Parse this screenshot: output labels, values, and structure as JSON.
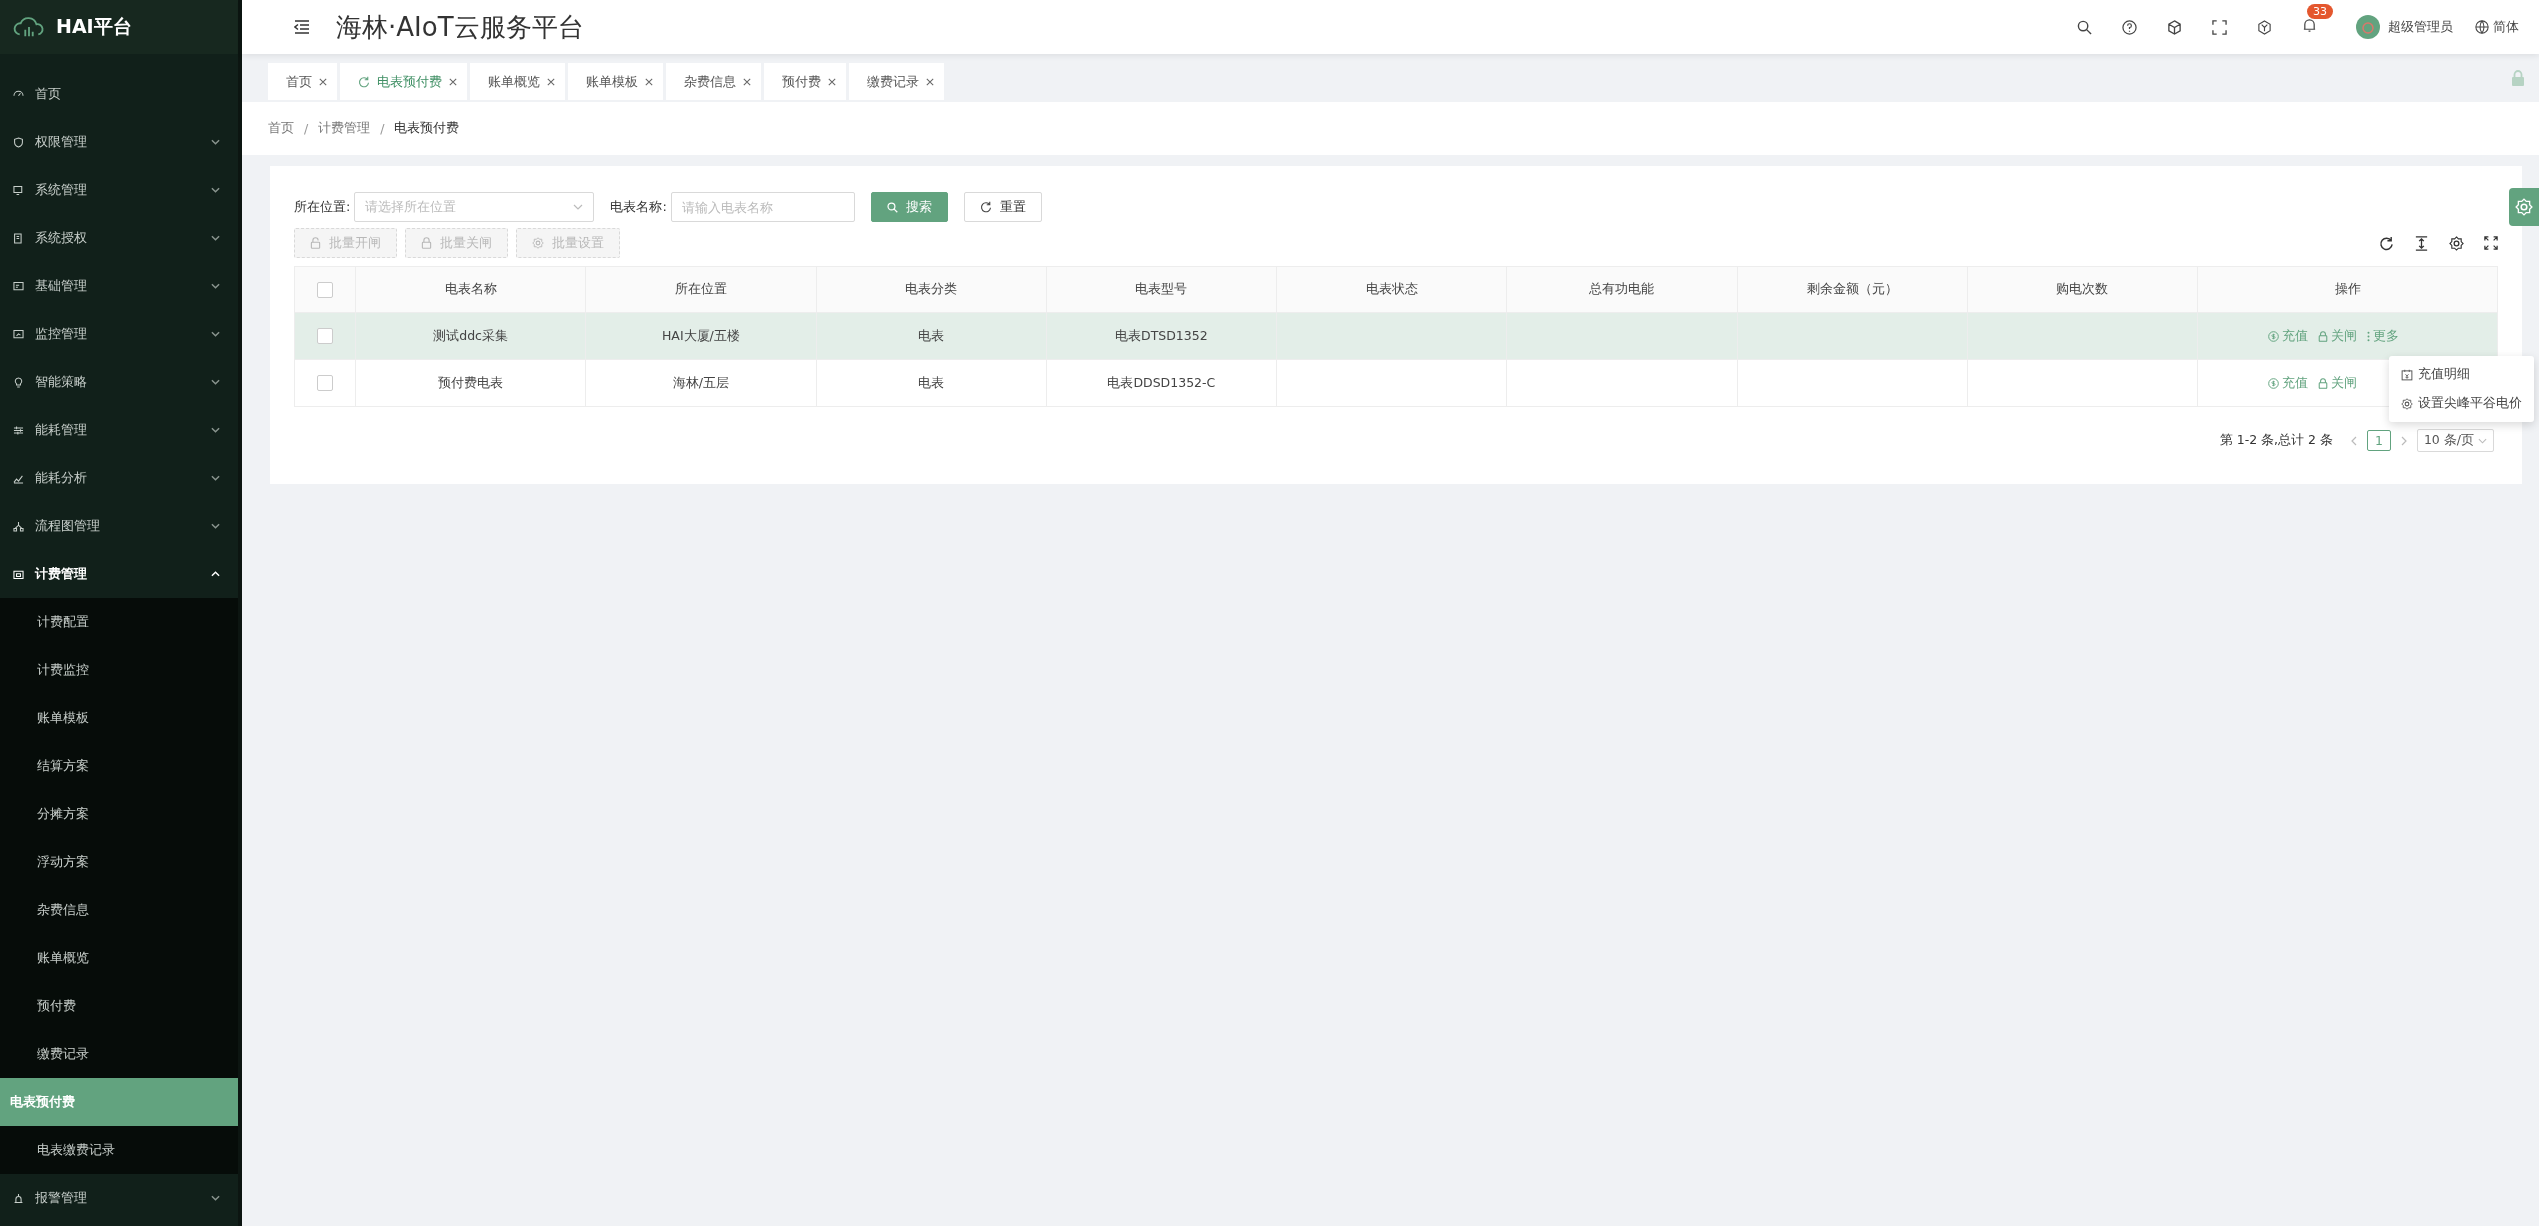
{
  "sidebar": {
    "title": "HAI平台",
    "items": [
      {
        "label": "首页",
        "kind": "link",
        "selected": false
      },
      {
        "label": "权限管理",
        "kind": "group",
        "expanded": false
      },
      {
        "label": "系统管理",
        "kind": "group",
        "expanded": false
      },
      {
        "label": "系统授权",
        "kind": "group",
        "expanded": false
      },
      {
        "label": "基础管理",
        "kind": "group",
        "expanded": false
      },
      {
        "label": "监控管理",
        "kind": "group",
        "expanded": false
      },
      {
        "label": "智能策略",
        "kind": "group",
        "expanded": false
      },
      {
        "label": "能耗管理",
        "kind": "group",
        "expanded": false
      },
      {
        "label": "能耗分析",
        "kind": "group",
        "expanded": false
      },
      {
        "label": "流程图管理",
        "kind": "group",
        "expanded": false
      },
      {
        "label": "计费管理",
        "kind": "group",
        "expanded": true,
        "children": [
          {
            "label": "计费配置",
            "selected": false
          },
          {
            "label": "计费监控",
            "selected": false
          },
          {
            "label": "账单模板",
            "selected": false
          },
          {
            "label": "结算方案",
            "selected": false
          },
          {
            "label": "分摊方案",
            "selected": false
          },
          {
            "label": "浮动方案",
            "selected": false
          },
          {
            "label": "杂费信息",
            "selected": false
          },
          {
            "label": "账单概览",
            "selected": false
          },
          {
            "label": "预付费",
            "selected": false
          },
          {
            "label": "缴费记录",
            "selected": false
          },
          {
            "label": "电表预付费",
            "selected": true
          },
          {
            "label": "电表缴费记录",
            "selected": false
          }
        ]
      },
      {
        "label": "报警管理",
        "kind": "group",
        "expanded": false
      }
    ]
  },
  "header": {
    "title": "海林·AIoT云服务平台",
    "notification_count": "33",
    "user": "超级管理员",
    "language": "简体"
  },
  "tabs": [
    {
      "label": "首页",
      "selected": false,
      "loading": false
    },
    {
      "label": "电表预付费",
      "selected": true,
      "loading": true
    },
    {
      "label": "账单概览",
      "selected": false,
      "loading": false
    },
    {
      "label": "账单模板",
      "selected": false,
      "loading": false
    },
    {
      "label": "杂费信息",
      "selected": false,
      "loading": false
    },
    {
      "label": "预付费",
      "selected": false,
      "loading": false
    },
    {
      "label": "缴费记录",
      "selected": false,
      "loading": false
    }
  ],
  "breadcrumb": [
    {
      "label": "首页"
    },
    {
      "separator": "/",
      "label": "计费管理"
    },
    {
      "separator": "/",
      "label": "电表预付费"
    }
  ],
  "filters": [
    {
      "kind": "select",
      "label": "所在位置:",
      "placeholder": "请选择所在位置"
    },
    {
      "kind": "input",
      "label": "电表名称:",
      "placeholder": "请输入电表名称"
    }
  ],
  "search_button": "搜索",
  "reset_button": "重置",
  "batch_buttons": [
    {
      "label": "批量开闸",
      "kind": "unlock",
      "disabled": true
    },
    {
      "label": "批量关闸",
      "kind": "lock",
      "disabled": true
    },
    {
      "label": "批量设置",
      "kind": "settings",
      "disabled": true
    }
  ],
  "table": {
    "select_all_checked": false,
    "columns": [
      "电表名称",
      "所在位置",
      "电表分类",
      "电表型号",
      "电表状态",
      "总有功电能",
      "剩余金额（元）",
      "购电次数",
      "操作"
    ],
    "rows": [
      {
        "highlighted": true,
        "checked": false,
        "cells": [
          "测试ddc采集",
          "HAI大厦/五楼",
          "电表",
          "电表DTSD1352"
        ],
        "actions": [
          {
            "kind": "recharge",
            "label": "充值"
          },
          {
            "kind": "close",
            "label": "关闸"
          },
          {
            "kind": "more",
            "label": "更多"
          }
        ]
      },
      {
        "highlighted": false,
        "checked": false,
        "cells": [
          "预付费电表",
          "海林/五层",
          "电表",
          "电表DDSD1352-C"
        ],
        "actions": [
          {
            "kind": "recharge",
            "label": "充值"
          },
          {
            "kind": "close",
            "label": "关闸"
          }
        ]
      }
    ]
  },
  "more_menu": [
    {
      "kind": "detail",
      "label": "充值明细"
    },
    {
      "kind": "settings",
      "label": "设置尖峰平谷电价"
    }
  ],
  "pagination": {
    "summary": "第 1-2 条,总计 2 条",
    "pages": [
      {
        "label": "1",
        "selected": true
      }
    ],
    "page_size": "10 条/页"
  }
}
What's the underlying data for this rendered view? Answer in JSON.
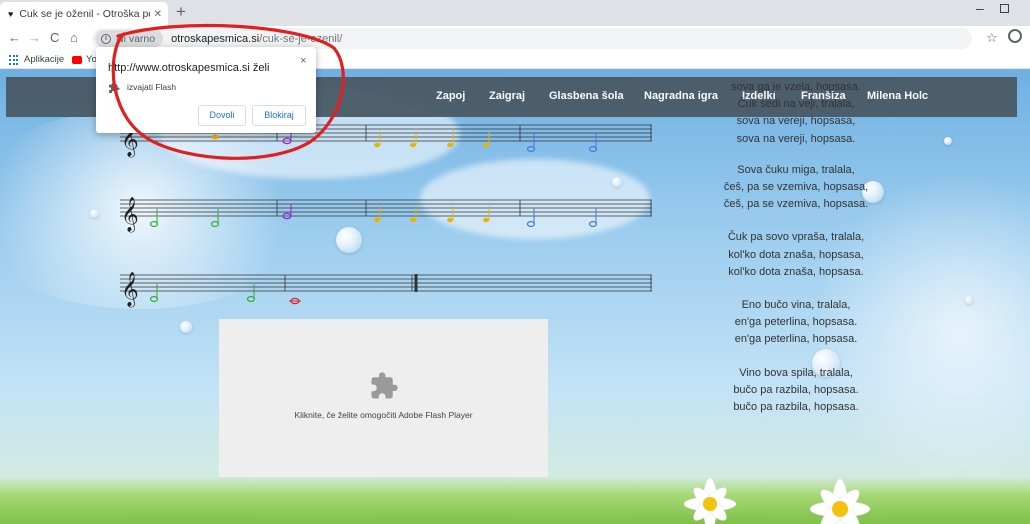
{
  "browser": {
    "tab": {
      "title": "Cuk se je oženil - Otroška pesmic",
      "close": "✕"
    },
    "new_tab": "+",
    "url": {
      "security": "Ni varno",
      "host": "otroskapesmica.si",
      "path": "/cuk-se-je-ozenil/"
    },
    "bookmarks": [
      {
        "label": "Aplikacije"
      },
      {
        "label": "Yo"
      }
    ]
  },
  "permission_popup": {
    "title": "http://www.otroskapesmica.si želi",
    "description": "izvajati Flash",
    "allow": "Dovoli",
    "block": "Blokiraj",
    "close": "×"
  },
  "navbar": {
    "items": [
      {
        "label": "Zapoj"
      },
      {
        "label": "Zaigraj"
      },
      {
        "label": "Glasbena šola"
      },
      {
        "label": "Nagradna igra"
      },
      {
        "label": "Izdelki"
      },
      {
        "label": "Franšiza"
      },
      {
        "label": "Milena Holc"
      }
    ]
  },
  "lyrics": {
    "stanzas": [
      [
        "sova ga je vzela, hopsasa.",
        "Čuk sedi na veji, tralala,",
        "sova na vereji, hopsasa,",
        "sova na vereji, hopsasa."
      ],
      [
        "Sova čuku miga, tralala,",
        "češ, pa se vzemiva, hopsasa,",
        "češ, pa se vzemiva, hopsasa."
      ],
      [
        "Čuk pa sovo vpraša, tralala,",
        "kol'ko dota znaša, hopsasa,",
        "kol'ko dota znaša, hopsasa."
      ],
      [
        "Eno bučo vina, tralala,",
        "en'ga peterlina, hopsasa.",
        "en'ga peterlina, hopsasa."
      ],
      [
        "Vino bova spila, tralala,",
        "bučo pa razbila, hopsasa.",
        "bučo pa razbila, hopsasa."
      ]
    ]
  },
  "flash_placeholder": {
    "text": "Kliknite, če želite omogočiti Adobe Flash Player"
  },
  "colors": {
    "note_green": "#33aa33",
    "note_yellow": "#e8b400",
    "note_blue": "#4477dd",
    "note_purple": "#9922cc",
    "note_red": "#dd2222",
    "annotation_red": "#e02020",
    "navbar": "#4a5a66"
  }
}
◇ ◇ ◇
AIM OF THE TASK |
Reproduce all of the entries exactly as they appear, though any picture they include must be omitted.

TASK ANSWER |
Parse this screenshot: output labels, values, and structure as JSON.
{
  "sidebar": {
    "title": "HAI平台",
    "items": [
      {
        "label": "首页",
        "kind": "link",
        "selected": false
      },
      {
        "label": "权限管理",
        "kind": "group",
        "expanded": false
      },
      {
        "label": "系统管理",
        "kind": "group",
        "expanded": false
      },
      {
        "label": "系统授权",
        "kind": "group",
        "expanded": false
      },
      {
        "label": "基础管理",
        "kind": "group",
        "expanded": false
      },
      {
        "label": "监控管理",
        "kind": "group",
        "expanded": false
      },
      {
        "label": "智能策略",
        "kind": "group",
        "expanded": false
      },
      {
        "label": "能耗管理",
        "kind": "group",
        "expanded": false
      },
      {
        "label": "能耗分析",
        "kind": "group",
        "expanded": false
      },
      {
        "label": "流程图管理",
        "kind": "group",
        "expanded": false
      },
      {
        "label": "计费管理",
        "kind": "group",
        "expanded": true,
        "children": [
          {
            "label": "计费配置",
            "selected": false
          },
          {
            "label": "计费监控",
            "selected": false
          },
          {
            "label": "账单模板",
            "selected": false
          },
          {
            "label": "结算方案",
            "selected": false
          },
          {
            "label": "分摊方案",
            "selected": false
          },
          {
            "label": "浮动方案",
            "selected": false
          },
          {
            "label": "杂费信息",
            "selected": false
          },
          {
            "label": "账单概览",
            "selected": false
          },
          {
            "label": "预付费",
            "selected": false
          },
          {
            "label": "缴费记录",
            "selected": false
          },
          {
            "label": "电表预付费",
            "selected": true
          },
          {
            "label": "电表缴费记录",
            "selected": false
          }
        ]
      },
      {
        "label": "报警管理",
        "kind": "group",
        "expanded": false
      }
    ]
  },
  "header": {
    "title": "海林·AIoT云服务平台",
    "notification_count": "33",
    "user": "超级管理员",
    "language": "简体"
  },
  "tabs": [
    {
      "label": "首页",
      "selected": false,
      "loading": false
    },
    {
      "label": "电表预付费",
      "selected": true,
      "loading": true
    },
    {
      "label": "账单概览",
      "selected": false,
      "loading": false
    },
    {
      "label": "账单模板",
      "selected": false,
      "loading": false
    },
    {
      "label": "杂费信息",
      "selected": false,
      "loading": false
    },
    {
      "label": "预付费",
      "selected": false,
      "loading": false
    },
    {
      "label": "缴费记录",
      "selected": false,
      "loading": false
    }
  ],
  "breadcrumb": [
    {
      "label": "首页"
    },
    {
      "separator": "/",
      "label": "计费管理"
    },
    {
      "separator": "/",
      "label": "电表预付费"
    }
  ],
  "filters": [
    {
      "kind": "select",
      "label": "所在位置:",
      "placeholder": "请选择所在位置"
    },
    {
      "kind": "input",
      "label": "电表名称:",
      "placeholder": "请输入电表名称"
    }
  ],
  "search_button": "搜索",
  "reset_button": "重置",
  "batch_buttons": [
    {
      "label": "批量开闸",
      "kind": "unlock",
      "disabled": true
    },
    {
      "label": "批量关闸",
      "kind": "lock",
      "disabled": true
    },
    {
      "label": "批量设置",
      "kind": "settings",
      "disabled": true
    }
  ],
  "table": {
    "select_all_checked": false,
    "columns": [
      "电表名称",
      "所在位置",
      "电表分类",
      "电表型号",
      "电表状态",
      "总有功电能",
      "剩余金额（元）",
      "购电次数",
      "操作"
    ],
    "rows": [
      {
        "highlighted": true,
        "checked": false,
        "cells": [
          "测试ddc采集",
          "HAI大厦/五楼",
          "电表",
          "电表DTSD1352"
        ],
        "actions": [
          {
            "kind": "recharge",
            "label": "充值"
          },
          {
            "kind": "close",
            "label": "关闸"
          },
          {
            "kind": "more",
            "label": "更多"
          }
        ]
      },
      {
        "highlighted": false,
        "checked": false,
        "cells": [
          "预付费电表",
          "海林/五层",
          "电表",
          "电表DDSD1352-C"
        ],
        "actions": [
          {
            "kind": "recharge",
            "label": "充值"
          },
          {
            "kind": "close",
            "label": "关闸"
          }
        ]
      }
    ]
  },
  "more_menu": [
    {
      "kind": "detail",
      "label": "充值明细"
    },
    {
      "kind": "settings",
      "label": "设置尖峰平谷电价"
    }
  ],
  "pagination": {
    "summary": "第 1-2 条,总计 2 条",
    "pages": [
      {
        "label": "1",
        "selected": true
      }
    ],
    "page_size": "10 条/页"
  }
}
What's the underlying data for this rendered view? Answer in JSON.
{
  "browser": {
    "tab": {
      "title": "Cuk se je oženil - Otroška pesmic",
      "close": "✕"
    },
    "new_tab": "+",
    "url": {
      "security": "Ni varno",
      "host": "otroskapesmica.si",
      "path": "/cuk-se-je-ozenil/"
    },
    "bookmarks": [
      {
        "label": "Aplikacije"
      },
      {
        "label": "Yo"
      }
    ]
  },
  "permission_popup": {
    "title": "http://www.otroskapesmica.si želi",
    "description": "izvajati Flash",
    "allow": "Dovoli",
    "block": "Blokiraj",
    "close": "×"
  },
  "navbar": {
    "items": [
      {
        "label": "Zapoj"
      },
      {
        "label": "Zaigraj"
      },
      {
        "label": "Glasbena šola"
      },
      {
        "label": "Nagradna igra"
      },
      {
        "label": "Izdelki"
      },
      {
        "label": "Franšiza"
      },
      {
        "label": "Milena Holc"
      }
    ]
  },
  "lyrics": {
    "stanzas": [
      [
        "sova ga je vzela, hopsasa.",
        "Čuk sedi na veji, tralala,",
        "sova na vereji, hopsasa,",
        "sova na vereji, hopsasa."
      ],
      [
        "Sova čuku miga, tralala,",
        "češ, pa se vzemiva, hopsasa,",
        "češ, pa se vzemiva, hopsasa."
      ],
      [
        "Čuk pa sovo vpraša, tralala,",
        "kol'ko dota znaša, hopsasa,",
        "kol'ko dota znaša, hopsasa."
      ],
      [
        "Eno bučo vina, tralala,",
        "en'ga peterlina, hopsasa.",
        "en'ga peterlina, hopsasa."
      ],
      [
        "Vino bova spila, tralala,",
        "bučo pa razbila, hopsasa.",
        "bučo pa razbila, hopsasa."
      ]
    ]
  },
  "flash_placeholder": {
    "text": "Kliknite, če želite omogočiti Adobe Flash Player"
  },
  "colors": {
    "note_green": "#33aa33",
    "note_yellow": "#e8b400",
    "note_blue": "#4477dd",
    "note_purple": "#9922cc",
    "note_red": "#dd2222",
    "annotation_red": "#e02020",
    "navbar": "#4a5a66"
  }
}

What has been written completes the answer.